Suri Cruise, the three-year-old daughter of celebrities Katie Holmes and Tom Cruise, has been attracting media attention ever since spotted wearing high heels during casual outings with her mother. While shoe lines carrying all styles of heels and platforms for little girls have sprouted up over the past few years, there’s nothing like a celebrity to push a fad over the edge. Fashion-forward mothers are now scrambling for the perfect heels for their tiny tots, considering them a welcome addition to their daughters’ “cute” and “girly” wardrobe.
But many parents are divided as to whether the added inches are appropriate for their little ones, complaining that heels should be strictly "mommies only." The concern: that heels are forcing our already-quick-to-age children to follow trends and play a part that is years – no, centuries – beyond their age.

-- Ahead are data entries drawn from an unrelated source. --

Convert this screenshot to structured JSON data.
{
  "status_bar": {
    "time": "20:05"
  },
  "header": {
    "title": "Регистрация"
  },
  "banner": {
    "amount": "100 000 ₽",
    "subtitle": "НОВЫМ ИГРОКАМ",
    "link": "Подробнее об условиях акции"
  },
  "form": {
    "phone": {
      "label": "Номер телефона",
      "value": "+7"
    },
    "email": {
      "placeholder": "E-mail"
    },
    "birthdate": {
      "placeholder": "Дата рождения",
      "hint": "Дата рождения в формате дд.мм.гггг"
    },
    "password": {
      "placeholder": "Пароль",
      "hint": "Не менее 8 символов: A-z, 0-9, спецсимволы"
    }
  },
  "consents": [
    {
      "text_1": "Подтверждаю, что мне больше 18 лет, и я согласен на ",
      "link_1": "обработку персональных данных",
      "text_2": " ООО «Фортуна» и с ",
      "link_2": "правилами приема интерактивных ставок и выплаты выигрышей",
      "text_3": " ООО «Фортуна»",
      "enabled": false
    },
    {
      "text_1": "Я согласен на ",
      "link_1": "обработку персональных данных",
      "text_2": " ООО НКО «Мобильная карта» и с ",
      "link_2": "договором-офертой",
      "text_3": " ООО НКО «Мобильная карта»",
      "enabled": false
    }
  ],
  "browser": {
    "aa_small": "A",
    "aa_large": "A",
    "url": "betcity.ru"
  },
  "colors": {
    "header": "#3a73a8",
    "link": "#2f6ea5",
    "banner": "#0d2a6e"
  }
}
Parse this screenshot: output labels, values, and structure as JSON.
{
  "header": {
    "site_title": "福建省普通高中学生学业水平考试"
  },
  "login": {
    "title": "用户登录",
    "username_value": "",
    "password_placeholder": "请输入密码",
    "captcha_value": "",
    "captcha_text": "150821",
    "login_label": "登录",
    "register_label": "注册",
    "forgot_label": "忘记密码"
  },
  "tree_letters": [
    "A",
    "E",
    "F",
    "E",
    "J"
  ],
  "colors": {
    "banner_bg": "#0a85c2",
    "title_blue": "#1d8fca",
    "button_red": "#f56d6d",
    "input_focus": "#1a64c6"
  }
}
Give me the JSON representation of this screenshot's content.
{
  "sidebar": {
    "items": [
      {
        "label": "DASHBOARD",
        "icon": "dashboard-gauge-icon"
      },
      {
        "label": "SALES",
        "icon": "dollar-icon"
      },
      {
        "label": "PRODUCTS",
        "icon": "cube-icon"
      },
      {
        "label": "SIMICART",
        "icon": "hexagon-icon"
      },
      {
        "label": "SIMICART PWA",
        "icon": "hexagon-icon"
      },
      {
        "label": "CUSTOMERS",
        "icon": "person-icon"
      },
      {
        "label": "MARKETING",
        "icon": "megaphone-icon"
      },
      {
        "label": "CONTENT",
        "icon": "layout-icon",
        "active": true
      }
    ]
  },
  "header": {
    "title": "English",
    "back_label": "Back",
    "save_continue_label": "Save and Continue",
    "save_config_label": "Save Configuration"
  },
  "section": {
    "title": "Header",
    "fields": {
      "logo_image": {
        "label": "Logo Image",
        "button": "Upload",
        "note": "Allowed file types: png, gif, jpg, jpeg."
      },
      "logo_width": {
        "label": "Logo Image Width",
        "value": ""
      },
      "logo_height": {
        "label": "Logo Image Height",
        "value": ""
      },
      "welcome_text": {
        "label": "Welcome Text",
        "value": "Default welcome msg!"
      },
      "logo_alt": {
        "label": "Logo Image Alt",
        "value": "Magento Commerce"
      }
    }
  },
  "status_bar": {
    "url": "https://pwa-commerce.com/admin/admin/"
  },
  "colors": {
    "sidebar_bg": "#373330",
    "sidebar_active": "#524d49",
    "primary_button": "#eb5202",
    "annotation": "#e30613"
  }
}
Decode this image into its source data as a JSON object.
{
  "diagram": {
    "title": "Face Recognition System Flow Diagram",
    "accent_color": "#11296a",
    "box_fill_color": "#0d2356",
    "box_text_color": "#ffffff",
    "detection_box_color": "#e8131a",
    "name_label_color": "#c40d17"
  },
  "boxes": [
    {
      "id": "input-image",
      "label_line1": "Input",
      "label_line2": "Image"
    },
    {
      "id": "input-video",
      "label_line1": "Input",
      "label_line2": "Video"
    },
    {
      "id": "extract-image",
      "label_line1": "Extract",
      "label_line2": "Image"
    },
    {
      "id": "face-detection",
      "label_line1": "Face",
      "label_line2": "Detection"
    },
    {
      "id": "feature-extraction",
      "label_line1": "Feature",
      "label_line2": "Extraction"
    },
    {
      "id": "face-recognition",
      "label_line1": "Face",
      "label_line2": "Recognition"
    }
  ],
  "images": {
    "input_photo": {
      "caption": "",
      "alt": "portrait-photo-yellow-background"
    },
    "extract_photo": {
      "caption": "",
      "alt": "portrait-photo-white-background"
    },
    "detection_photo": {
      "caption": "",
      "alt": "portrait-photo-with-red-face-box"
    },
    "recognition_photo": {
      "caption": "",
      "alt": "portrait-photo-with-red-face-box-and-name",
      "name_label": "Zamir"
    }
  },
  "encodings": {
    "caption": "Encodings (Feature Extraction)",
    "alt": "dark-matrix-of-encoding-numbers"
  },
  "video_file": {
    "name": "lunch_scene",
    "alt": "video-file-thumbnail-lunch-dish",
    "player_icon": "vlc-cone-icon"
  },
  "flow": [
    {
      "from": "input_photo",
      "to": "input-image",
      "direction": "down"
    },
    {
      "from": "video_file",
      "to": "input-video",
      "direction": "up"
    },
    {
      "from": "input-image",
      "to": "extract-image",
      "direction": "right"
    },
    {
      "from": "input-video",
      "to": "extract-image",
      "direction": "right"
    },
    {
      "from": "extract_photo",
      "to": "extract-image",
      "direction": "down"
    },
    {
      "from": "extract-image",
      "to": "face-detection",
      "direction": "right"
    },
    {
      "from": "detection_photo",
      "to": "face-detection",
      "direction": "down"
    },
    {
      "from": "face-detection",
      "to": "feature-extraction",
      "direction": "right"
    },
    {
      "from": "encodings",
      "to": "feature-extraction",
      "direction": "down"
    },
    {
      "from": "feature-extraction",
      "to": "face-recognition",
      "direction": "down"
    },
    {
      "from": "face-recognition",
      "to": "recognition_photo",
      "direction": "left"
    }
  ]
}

But what is so age-inappropriate about little girls wearing heels? Why has Suri’s wardrobe decision incited such controversy? What really irks parents who find the style out of line?
A lot is lost when we force kids to be ultra-conscious of the way they use exteriors to communicate their gender. Being calculated in their dress and mannerisms is something young kids are definably not about, and for good reason. The less they are concerned with their image, the more unbridled their expression will be, ensuring they have the self confidence to better tackle a peer-pressure world that is already making too many decisions for them. For little girls in particular, something as seemingly insignificant as a pair of heels can make all the difference.
Any honest woman knows the power of a good pair of Louboutins. By nature, heels are a tool for getting noticed and communicating womanliness. A successful heel will elongate and slim our appearance and force an altered stance that accentuates our womanliness. The added height puts us on a pedestal that promotes our feelings of confidence and power. A woman slips on her heels and is immediately highlighting all the right features and loudly pronouncing her femaleness. In her song “High Heels,” singer Keri Hilson says it best: “I hate high heels/love how they look/hate how they feel… Starting to think I shouldn't have worn these shoes/What's the price we pay/For looking this way.”
This is exactly the reason little girls get a kick out of trying on mommy’s heels, and not her sneakers or slippers. They inspire a uniquely feminine persona that does not fit in any other shoe. Little girls know that mommy wears heels when she wants to look extra pretty. They know that mommy walks a little differently with those added inches. They know that, in her heels, mommy is more womanly. When they play dress-up and gallivant around the house in mommy’s pointy-toed pumps, they are mimicking their mother’s character when she wears heels – a character they intrinsically know they must grow into. Mommy’s little girl understands she can’t wear heels simply by virtue of being born a female. Rather, it’s a right to be earned.
In other words, our daughters’ feminine self is a work in progress. So what happens when a young girl who is still developing and defining her girlhood starts to wear the confidence and womanliness of heels? We can label it “cute” and “girly” – but at what expense? How does a young girl defining herself understand that wearing heels is feminine, but doesn’t make you feminine?
Today, even the youngest minds are impressed with American culture’s idea of what makes a woman, leaving little room for young girls to build their own identity. Mothers who feel they are nurturing their daughter by allowing them to be “just like mommy” should put their heads over heels. By entitling our little girls to womanly privileges, we’re meddling in the vital process they need to nurture their girlhood and naturally segue into womanhood. Until our daughters actually have true self-awareness and femininity within, let’s keep heels in the dress-up box and encourage what has been truly “girly” until now – unabashed expression, charming innocence….and a good pair of Mary Janes.